Male factor infertility is not something I ever thought I would experience. I’m young, healthy, and no one else in my family has had infertility issues, so why would I? I felt broken, like less of a man and husband. I was embarrassed. What will people think? The shame and secrecy around the topic of male infertility leave every newly diagnosed man feeling emasculated and alone, a sad reality considering that nearly 50% of all infertility diagnoses are at least partially due to male factors.
Having children has always been a given for me, something I never questioned. My wife and I, who have been together since we were 16 years old, always knew that we wanted children. After we got married, we decided to travel and enjoy married life for a few years before trying to grow our family. We were both still young and healthy, with no indication that there would be any problems trying to conceive.
My wife is a teacher, and we were naive enough to believe we could time pregnancy perfectly to align with her summer break. After a few months we realized that wouldn’t be the case, but thought “oh well, we can announce our pregnancy over the holidays!” Wrong again. Each month that passed caused us more and more stress. My wife was becoming increasingly triggered by things like pregnancy announcements, baby showers, and birthday parties.

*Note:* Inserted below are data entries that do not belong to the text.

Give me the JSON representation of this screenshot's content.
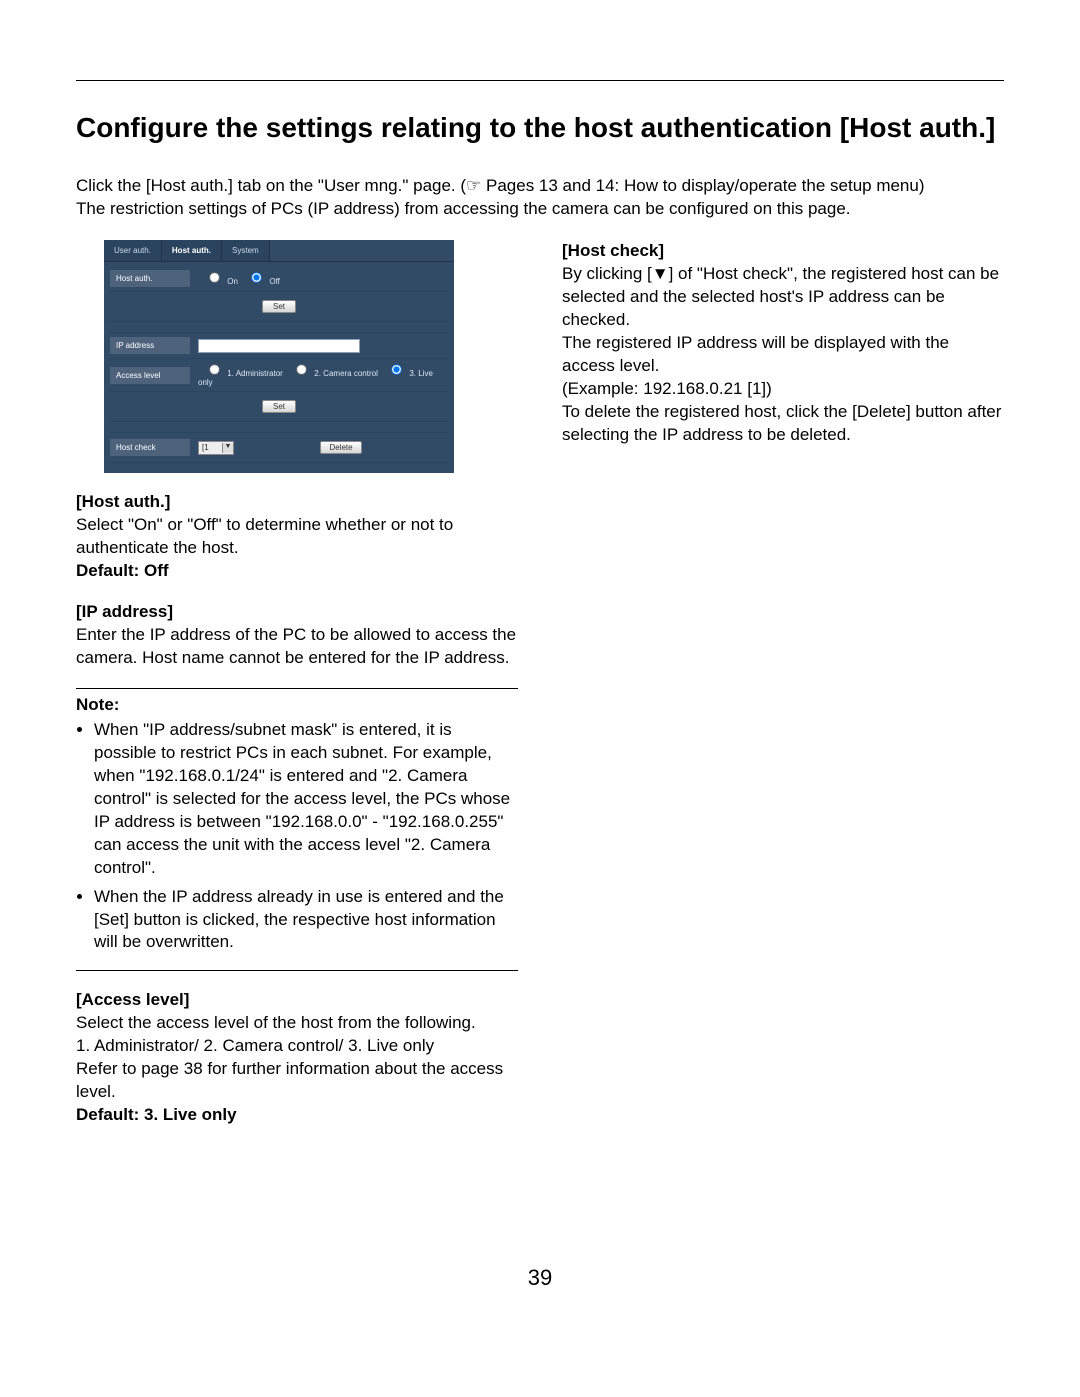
{
  "title": "Configure the settings relating to the host authentication [Host auth.]",
  "intro_line1": "Click the [Host auth.] tab on the \"User mng.\" page. (☞ Pages 13 and 14: How to display/operate the setup menu)",
  "intro_line2": "The restriction settings of PCs (IP address) from accessing the camera can be configured on this page.",
  "ui": {
    "tabs": [
      "User auth.",
      "Host auth.",
      "System"
    ],
    "active_tab_index": 1,
    "rows": {
      "host_auth_label": "Host auth.",
      "host_auth_on": "On",
      "host_auth_off": "Off",
      "host_auth_selected": "Off",
      "set_btn1": "Set",
      "ip_label": "IP address",
      "access_label": "Access level",
      "access_options": [
        "1. Administrator",
        "2. Camera control",
        "3. Live only"
      ],
      "access_selected_index": 2,
      "set_btn2": "Set",
      "hostcheck_label": "Host check",
      "hostcheck_value": "[1 ▼",
      "delete_btn": "Delete"
    }
  },
  "left": {
    "hostauth_head": "[Host auth.]",
    "hostauth_body": "Select \"On\" or \"Off\" to determine whether or not to authenticate the host.",
    "hostauth_default": "Default: Off",
    "ip_head": "[IP address]",
    "ip_body": "Enter the IP address of the PC to be allowed to access the camera. Host name cannot be entered for the IP address.",
    "note_label": "Note:",
    "note_items": [
      "When \"IP address/subnet mask\" is entered, it is possible to restrict PCs in each subnet. For example, when \"192.168.0.1/24\" is entered and \"2. Camera control\" is selected for the access level, the PCs whose IP address is between \"192.168.0.0\" - \"192.168.0.255\" can access the unit with the access level \"2. Camera control\".",
      "When the IP address already in use is entered and the [Set] button is clicked, the respective host information will be overwritten."
    ],
    "access_head": "[Access level]",
    "access_body1": "Select the access level of the host from the following.",
    "access_body2": "1. Administrator/ 2. Camera control/ 3. Live only",
    "access_body3": "Refer to page 38 for further information about the access level.",
    "access_default": "Default: 3. Live only"
  },
  "right": {
    "hostcheck_head": "[Host check]",
    "hostcheck_body1": "By clicking [▼] of \"Host check\", the registered host can be selected and the selected host's IP address can be checked.",
    "hostcheck_body2": "The registered IP address will be displayed with the access level.",
    "hostcheck_example": "(Example: 192.168.0.21 [1])",
    "hostcheck_body3": "To delete the registered host, click the [Delete] button after selecting the IP address to be deleted."
  },
  "page_number": "39"
}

When a year went by without success, I thought my wife was overreacting when she said she wanted us both to get tested. I thought we just needed to be more patient, but she felt like something was wrong. After everything seemed normal for her, the doctor suggested that I get tested. To be honest, I thought it was a little ridiculous. I had spent months consoling and reassuring my wife, telling her “it will happen eventually; it hasn’t been that long.” I honestly believed that, and only agreed to get tested to hopefully give her some peace of mind. Instead, a few weeks later, we got the call that I had zero sperm. That was one of the most heartbreaking moments of my life.
When we got the call with my test results, I was in shock. There had to be some kind of mistake in the lab. I didn’t know of anyone else with this issue! My wife and I were devastated. I remember asking the doctor if we had any chance to become parents and getting a disappointing and vague answer. Over the next few months, we started diving into treatment and looking at alternate plans. I visited a Urologist, had lots of blood drawn, and made a few lifestyle changes.
I had surgery to improve our odds and had to wait six months for the results. After trying to conceive for a year already, another six months felt like an eternity. Two days before Thanksgiving, we finally got our results. No change, still no sperm. We spent the entire next year grieving the loss of the child we could not have, one with a genetic connection to both of us.
Over the course of that year, we discussed many options but kept coming back to the same one: donor sperm. My wife and I both felt strongly that we wanted to experience pregnancy and childbirth. Using donor sperm would allow for that while also maintaining a genetic link to my wife. We did lots of research and even discovered that some of our friends had used donor sperm as well. As it turned out, we did know people who had experienced the same thing! They helped guide us through the process and seeing how “normal” their families were helped to reassure us that this was a completely legitimate way to grow our family.
We finally started to find happiness and hope again. After feeling so alone, it was encouraging to see how common our situation really was, and how fulfilling this path to parenthood could be. Eventually, we both felt at peace with the decision, and we moved forward using donor sperm.
After four years of heartache, our greatest wish finally came true. On my 32nd birthday, our daughter was born. Infertility robbed us of so much, but she has healed our hearts. She is the child we never knew we needed in our lives, and now can’t imagine life without. Our bond is stronger than I ever imagined. We may not share DNA, but the effort and love I’ve poured into her are undeniable. I’ve been trying to make the best decisions for her for years, since before I even knew who she was.
I still struggle with occasional feelings of shame and emasculation. It’s a work in progress. Talking about my experience and sharing it with others has helped me tremendously, and I hope it helps others to see that they’re not alone. I’ve accepted that it’s a medical condition I have no control over. Grief takes time to process, and everyone goes through it differently. I’ve worked hard to sort through my emotions and embrace our story. My infertility and the road that we chose led us to our little girl. As painful as it was, I would go through it all again a hundred times to get to her.
Alex shares his journey with male factor infertility on Instagram at @pursuingfatherhood. He lives in Oklahoma City, OK with his wife Laurin and their daughter, Delaney.